- Problem statement
In the records below, some lines hold the word "excerpt". Copy each of those lines.
★ ★ ★ ★ ★
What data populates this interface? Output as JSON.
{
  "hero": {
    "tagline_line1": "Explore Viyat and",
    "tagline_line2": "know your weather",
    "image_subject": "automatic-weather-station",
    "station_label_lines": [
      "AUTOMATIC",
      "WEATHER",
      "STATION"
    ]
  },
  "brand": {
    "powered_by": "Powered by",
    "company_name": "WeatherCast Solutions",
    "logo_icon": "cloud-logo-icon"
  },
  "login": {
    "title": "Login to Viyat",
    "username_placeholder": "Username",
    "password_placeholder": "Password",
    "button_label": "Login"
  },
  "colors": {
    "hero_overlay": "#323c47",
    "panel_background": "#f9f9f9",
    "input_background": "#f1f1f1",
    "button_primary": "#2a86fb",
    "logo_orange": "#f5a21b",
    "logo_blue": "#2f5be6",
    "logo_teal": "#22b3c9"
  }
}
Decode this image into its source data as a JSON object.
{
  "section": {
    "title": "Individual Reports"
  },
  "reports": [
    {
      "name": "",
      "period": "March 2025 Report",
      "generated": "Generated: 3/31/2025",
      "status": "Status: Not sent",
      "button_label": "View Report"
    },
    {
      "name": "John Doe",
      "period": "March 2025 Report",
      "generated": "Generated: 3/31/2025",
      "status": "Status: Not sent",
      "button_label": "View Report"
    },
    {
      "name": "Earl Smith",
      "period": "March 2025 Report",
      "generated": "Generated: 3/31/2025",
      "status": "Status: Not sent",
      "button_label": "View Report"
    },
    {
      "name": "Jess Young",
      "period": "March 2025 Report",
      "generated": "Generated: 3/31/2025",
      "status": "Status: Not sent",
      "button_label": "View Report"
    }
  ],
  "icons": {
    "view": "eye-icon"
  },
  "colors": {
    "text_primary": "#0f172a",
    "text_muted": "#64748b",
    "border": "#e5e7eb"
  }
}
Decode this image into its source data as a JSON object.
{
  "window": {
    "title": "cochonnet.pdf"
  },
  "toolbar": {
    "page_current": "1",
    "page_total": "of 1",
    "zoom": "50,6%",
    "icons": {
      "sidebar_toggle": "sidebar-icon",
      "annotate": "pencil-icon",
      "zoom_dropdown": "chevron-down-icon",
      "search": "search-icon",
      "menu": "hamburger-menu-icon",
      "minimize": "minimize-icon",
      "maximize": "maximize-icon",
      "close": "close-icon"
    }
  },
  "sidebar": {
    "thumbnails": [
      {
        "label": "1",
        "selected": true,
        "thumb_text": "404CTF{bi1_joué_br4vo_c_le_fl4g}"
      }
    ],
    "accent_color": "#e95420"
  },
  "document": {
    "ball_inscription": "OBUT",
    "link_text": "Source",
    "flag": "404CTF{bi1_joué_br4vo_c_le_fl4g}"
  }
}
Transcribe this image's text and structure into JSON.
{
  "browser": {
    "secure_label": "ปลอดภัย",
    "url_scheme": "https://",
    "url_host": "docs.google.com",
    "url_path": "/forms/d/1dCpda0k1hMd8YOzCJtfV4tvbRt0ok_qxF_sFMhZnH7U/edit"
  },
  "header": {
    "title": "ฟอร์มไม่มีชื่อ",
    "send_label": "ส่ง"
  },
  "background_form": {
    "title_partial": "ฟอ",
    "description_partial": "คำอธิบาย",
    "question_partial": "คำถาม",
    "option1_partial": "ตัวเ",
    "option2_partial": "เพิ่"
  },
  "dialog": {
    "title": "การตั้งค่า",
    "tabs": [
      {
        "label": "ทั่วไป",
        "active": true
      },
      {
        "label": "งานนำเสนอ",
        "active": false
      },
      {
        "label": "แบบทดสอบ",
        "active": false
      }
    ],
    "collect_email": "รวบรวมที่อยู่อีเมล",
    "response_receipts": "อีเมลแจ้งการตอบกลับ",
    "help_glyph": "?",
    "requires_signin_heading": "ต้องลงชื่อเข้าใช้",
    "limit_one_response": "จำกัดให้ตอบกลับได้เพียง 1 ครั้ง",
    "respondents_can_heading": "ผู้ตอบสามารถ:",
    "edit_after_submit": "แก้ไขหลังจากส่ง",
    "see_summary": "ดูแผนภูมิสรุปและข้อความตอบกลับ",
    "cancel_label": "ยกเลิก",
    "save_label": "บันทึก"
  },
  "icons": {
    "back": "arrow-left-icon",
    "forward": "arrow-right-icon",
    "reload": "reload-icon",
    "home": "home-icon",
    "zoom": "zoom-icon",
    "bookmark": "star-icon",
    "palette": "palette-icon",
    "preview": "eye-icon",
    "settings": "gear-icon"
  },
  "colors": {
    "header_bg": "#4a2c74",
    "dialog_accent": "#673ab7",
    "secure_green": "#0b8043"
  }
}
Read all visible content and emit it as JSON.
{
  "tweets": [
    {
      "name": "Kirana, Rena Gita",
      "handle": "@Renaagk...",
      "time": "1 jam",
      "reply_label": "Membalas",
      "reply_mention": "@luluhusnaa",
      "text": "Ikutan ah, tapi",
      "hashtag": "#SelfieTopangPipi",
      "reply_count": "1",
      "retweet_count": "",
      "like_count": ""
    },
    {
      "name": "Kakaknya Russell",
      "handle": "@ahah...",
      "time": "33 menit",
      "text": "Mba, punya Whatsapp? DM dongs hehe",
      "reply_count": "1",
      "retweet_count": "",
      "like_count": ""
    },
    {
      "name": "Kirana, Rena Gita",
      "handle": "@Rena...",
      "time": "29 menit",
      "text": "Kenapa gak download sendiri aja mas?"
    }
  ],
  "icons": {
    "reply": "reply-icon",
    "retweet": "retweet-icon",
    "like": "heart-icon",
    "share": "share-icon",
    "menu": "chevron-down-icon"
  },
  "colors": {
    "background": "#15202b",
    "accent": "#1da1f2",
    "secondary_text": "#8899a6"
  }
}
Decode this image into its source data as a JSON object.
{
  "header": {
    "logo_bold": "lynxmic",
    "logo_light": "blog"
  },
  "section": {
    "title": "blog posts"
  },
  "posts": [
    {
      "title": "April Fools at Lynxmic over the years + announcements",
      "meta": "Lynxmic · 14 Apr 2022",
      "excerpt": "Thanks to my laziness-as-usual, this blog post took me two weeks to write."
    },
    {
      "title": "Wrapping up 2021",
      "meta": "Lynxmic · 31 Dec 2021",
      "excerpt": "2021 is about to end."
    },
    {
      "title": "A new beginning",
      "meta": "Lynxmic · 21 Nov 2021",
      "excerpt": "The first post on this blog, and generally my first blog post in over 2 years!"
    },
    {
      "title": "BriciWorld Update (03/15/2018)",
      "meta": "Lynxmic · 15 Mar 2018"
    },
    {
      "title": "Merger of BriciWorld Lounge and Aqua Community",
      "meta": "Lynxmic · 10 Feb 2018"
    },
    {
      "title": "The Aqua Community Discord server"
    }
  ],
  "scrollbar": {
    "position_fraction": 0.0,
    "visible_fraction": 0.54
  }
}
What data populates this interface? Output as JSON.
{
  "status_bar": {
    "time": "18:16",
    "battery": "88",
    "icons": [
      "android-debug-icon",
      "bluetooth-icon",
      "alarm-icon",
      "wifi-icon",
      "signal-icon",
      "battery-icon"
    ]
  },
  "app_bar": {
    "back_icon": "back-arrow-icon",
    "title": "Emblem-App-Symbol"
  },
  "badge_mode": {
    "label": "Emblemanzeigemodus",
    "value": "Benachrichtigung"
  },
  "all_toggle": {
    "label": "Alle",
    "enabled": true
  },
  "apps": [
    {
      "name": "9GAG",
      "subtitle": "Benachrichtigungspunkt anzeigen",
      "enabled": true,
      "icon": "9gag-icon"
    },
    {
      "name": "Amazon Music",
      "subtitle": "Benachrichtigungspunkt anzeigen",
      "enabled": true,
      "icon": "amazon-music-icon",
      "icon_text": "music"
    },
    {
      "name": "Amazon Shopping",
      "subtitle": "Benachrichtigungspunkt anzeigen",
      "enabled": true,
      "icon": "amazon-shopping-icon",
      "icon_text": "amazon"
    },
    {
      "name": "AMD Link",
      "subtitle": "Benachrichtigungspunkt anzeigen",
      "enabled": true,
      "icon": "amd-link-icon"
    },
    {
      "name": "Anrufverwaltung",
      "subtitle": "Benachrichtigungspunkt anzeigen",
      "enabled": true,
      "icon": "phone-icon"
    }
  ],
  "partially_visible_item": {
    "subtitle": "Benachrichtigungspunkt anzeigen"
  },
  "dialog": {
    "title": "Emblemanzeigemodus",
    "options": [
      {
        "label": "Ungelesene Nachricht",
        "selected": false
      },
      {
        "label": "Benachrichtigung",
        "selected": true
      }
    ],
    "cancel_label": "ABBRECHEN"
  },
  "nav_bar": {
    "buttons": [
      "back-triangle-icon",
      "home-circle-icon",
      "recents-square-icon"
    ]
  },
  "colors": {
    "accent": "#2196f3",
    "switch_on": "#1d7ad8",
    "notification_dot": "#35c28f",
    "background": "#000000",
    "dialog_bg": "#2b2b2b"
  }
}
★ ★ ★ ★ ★
- Exercise solution
      "excerpt": "Thanks to my laziness-as-usual, this blog post took me two weeks to write."
      "excerpt": "2021 is about to end."
      "excerpt": "The first post on this blog, and generally my first blog post in over 2 years!"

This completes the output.